If you’re looking to stretch your legs, consider going for a stroll on the Rail Trail. As commercial shipping gave way to the railway, the rail lines subsequently gave way to highways, and their abandoned tracks were eventually removed, leaving miles of vacant, overgrown pathways through the countryside. A group of volunteers founded the Rail Trail group in 1990 and convinced local government to secure ownership of the rail bed so it could be cleaned up and converted to trails for walking and cycling. Today, the well-manicured trail stretches all the way from Port Elgin to the neighboring town of Southampton. It’s an easy round-trip by bicycle. If you’re feeling energetic, you can walk the four miles up to Southampton then return on a trolley to avoid overdoing it (see sidebar, A Side Trip To Southampton, p. 53). You’ll find the trailhead located on River Street in Port Elgin, a few blocks north of the town center and east of Highway 21. 

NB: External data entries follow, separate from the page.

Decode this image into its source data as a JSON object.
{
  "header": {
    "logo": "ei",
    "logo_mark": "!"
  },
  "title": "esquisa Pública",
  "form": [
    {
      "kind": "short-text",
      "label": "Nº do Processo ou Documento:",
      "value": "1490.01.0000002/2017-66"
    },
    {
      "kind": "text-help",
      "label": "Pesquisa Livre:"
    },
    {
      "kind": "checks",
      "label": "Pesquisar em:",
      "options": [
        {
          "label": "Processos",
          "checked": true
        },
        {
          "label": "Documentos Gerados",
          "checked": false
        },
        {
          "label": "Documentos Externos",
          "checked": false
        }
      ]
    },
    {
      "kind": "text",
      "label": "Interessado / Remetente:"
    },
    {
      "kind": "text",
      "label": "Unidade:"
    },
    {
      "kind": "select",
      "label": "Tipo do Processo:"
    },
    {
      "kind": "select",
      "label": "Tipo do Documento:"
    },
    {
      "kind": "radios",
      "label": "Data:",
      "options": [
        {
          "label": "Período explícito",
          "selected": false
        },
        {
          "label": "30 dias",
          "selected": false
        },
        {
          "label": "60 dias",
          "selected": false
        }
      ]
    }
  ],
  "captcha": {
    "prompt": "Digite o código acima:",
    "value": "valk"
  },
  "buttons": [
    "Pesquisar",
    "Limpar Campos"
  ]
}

Flora and fauna

The bird watchers in your crew will likely want to take a day trip out to Chantry Island, located a half-mile offshore between Port Elgin and Southampton. The island — a federal bird sanctuary — attracts more than 50,000 birds during the spring and early summer breeding season, including a variety of sandpipers, ducks, double-crested cormorants, black-crowned night herons, great blue herons, great egrets, ring-billed gulls and great black-backed gulls. Climb 106 steps to the top of the island’s lighthouse for an incredible view of the island and the lake. The island has no facilities for boaters and the number of daily visitors is strictly controlled, so guided tours operated by the Chantry Island Marine Heritage Society ( are the best way to go.

While you’re checking out the local flora and fauna, head south of town to MacGregor Point Provincial Park, which overlooks Lake Huron just beyond the beach. Described as one of the most ecologically diverse natural places along the entire Canadian shoreline, MacGregor Point is home to a number of unique and rare species, including carnivorous plants. Yes, you read that right. Park interpreters offer guided walks through the cattail marshes and silver maple groves that reveal these highly unusual inhabitants. Although not quite as dramatic as Audrey, the singing, man-eating Venus Flytrap from the 1986 film “Little Shop of Horrors,” the park’s various species of bladderworts and butterworts heartily chow down on a variety of insects. 

While there’s always plenty of things to do in Port Elgin, the biggest event on the town’s annual calendar is Pumpkinfest ( Generally held the last weekend in September or the first weekend in October, the Port Elgin Pumpkinfest is among the largest and best-known festivals of its kind in the world, attracting around 60,000 people every year. There’s a farmers market and a classic car show, but the real stars here are the enormous gourds and pumpkins grown by local farmers. The climax of the event is the annual weigh-in competition to see who cultivated the largest vegetable of the year. It’s serious business, with the contenders brought in by forklifts and cranes. To date, no less than four world records for the largest pumpkin have been set at the Port Elgin Pumpkinfest, with the title currently held by a massive 1,877-pound pumpkin that was entered in the 2016 event. Trust me — after a few hours at Pumpkinfest you’ll never look at a Halloween jack-o-lantern the same way again.

With its tree-lined streets, laid back atmosphere, gorgeous waterfront and beautiful sunsets, Port Elgin is the kind of place that’s easy to fall in love with. Car-sized gourds and meat-eating plants simply make it a can’t-miss destination on any cruiser’s list. 

South Shore JUN17